Lowering child welfare payments to mothers and the likelihood of out-of-home placement in child protection settings

Date Published: 
12/07/2018
Source: 

Wildeman, C. and P. Fallesen (2017). The effect of lowering welfare payment ceilings on children's risk of out-of-home placement. Children and Youth Services Review, 72, 82-90.

Reviewed by: 
Megan Simpson
Summary: 

Children and families who experience low income and poverty are more likely to experience CPS involvement, such that children of the low income and impoverished families are more likely to be removed from their home environment than children whose families have greater resources. The authors of this study sought to improve the knowledge on the effects of economic conditions on child welfare data using a difference in difference model. This model demonstrated whether the 2004 Danish child welfare reform increased the likelihood of children being removed from the home when involved with child protective service agencies.

Child protective services in Denmark are markedly different in their approach in comparison to North American CPS providers. Some main differences include: rarely terminates parental rights when placing children in care outside of the home; opting for long term foster care over residential care when reunification is not possible; Denmark has a historically high rate of children placed out of the home and Danish children are more likely to be placed outside their family home as teenagers and they are less likely to use kinship care.  However, risk factors, which lead to placement, are consistent with those observed in North American populations.

The primary sample was comprised of mothers who did not have unemployment insurance and would be affected by the decrease in state monetary assistance due to the 1998 reform in Demark. A control group was used for comparative purposes of mother who did receive unemployment insurance.  Employment insurance statuses were obtained from the labour force statistics public dependency information. A longitudinal difference in difference statistical analysis was performed to compare the two groups of mothers.

Mothers who were not eligible for unemployment insurance had 5.6% children removed from home care, while mothers who did receive unemployment insurance had 1.1% children removed from their care. Overall the risk of out of home placement was 21% higher for children whose mothers were ineligible for unemployment insurance. The changes to welfare reform led to a prevalence rate of 21% more children being removed from the home when families had limited economic resources. 

Methodological notes: 

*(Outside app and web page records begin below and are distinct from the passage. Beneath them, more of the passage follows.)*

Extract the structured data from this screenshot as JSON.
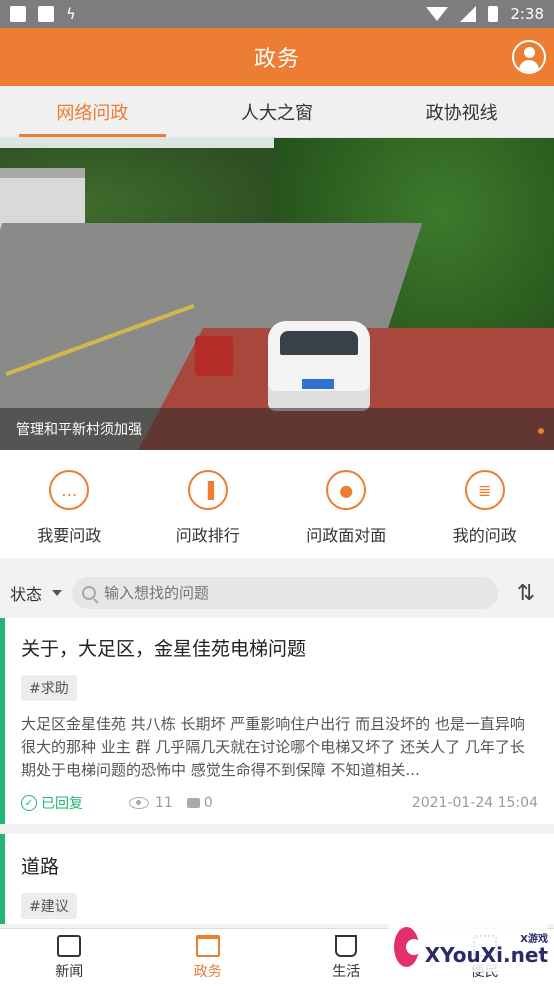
{
  "status_bar": {
    "time": "2:38",
    "left_glyph": "ϟ"
  },
  "header": {
    "title": "政务"
  },
  "tabs": [
    {
      "label": "网络问政",
      "active": true
    },
    {
      "label": "人大之窗",
      "active": false
    },
    {
      "label": "政协视线",
      "active": false
    }
  ],
  "banner": {
    "caption": "管理和平新村须加强",
    "active_dot_color": "#ec7d32"
  },
  "quick_actions": [
    {
      "label": "我要问政",
      "icon": "chat-icon",
      "glyph": "…"
    },
    {
      "label": "问政排行",
      "icon": "bar-chart-icon",
      "glyph": "▐"
    },
    {
      "label": "问政面对面",
      "icon": "people-icon",
      "glyph": "●"
    },
    {
      "label": "我的问政",
      "icon": "notebook-icon",
      "glyph": "≣"
    }
  ],
  "filter": {
    "state_label": "状态",
    "search_placeholder": "输入想找的问题",
    "sort_glyph": "⇅"
  },
  "posts": [
    {
      "title": "关于，大足区，金星佳苑电梯问题",
      "tag": "#求助",
      "body": "大足区金星佳苑 共八栋 长期坏 严重影响住户出行 而且没坏的 也是一直异响 很大的那种  业主 群 几乎隔几天就在讨论哪个电梯又坏了 还关人了  几年了长期处于电梯问题的恐怖中 感觉生命得不到保障  不知道相关...",
      "status": "已回复",
      "views": "11",
      "comments": "0",
      "date": "2021-01-24 15:04"
    },
    {
      "title": "道路",
      "tag": "#建议"
    }
  ],
  "bottom_nav": [
    {
      "label": "新闻",
      "active": false
    },
    {
      "label": "政务",
      "active": true
    },
    {
      "label": "生活",
      "active": false
    },
    {
      "label": "便民",
      "active": false
    }
  ],
  "watermark": {
    "brand": "XYouXi.net",
    "sub": "X游戏"
  },
  "colors": {
    "accent": "#ec7d32",
    "replied": "#22b573",
    "status_bar": "#7d7d7d"
  }
}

What remains unclear in this study is exactly what the monetary relationship between a child remaining in the home or being placed with CPS involvement. A major limitation of the study is the inability to compare monetary welfare payments for families in Denmark against North American families.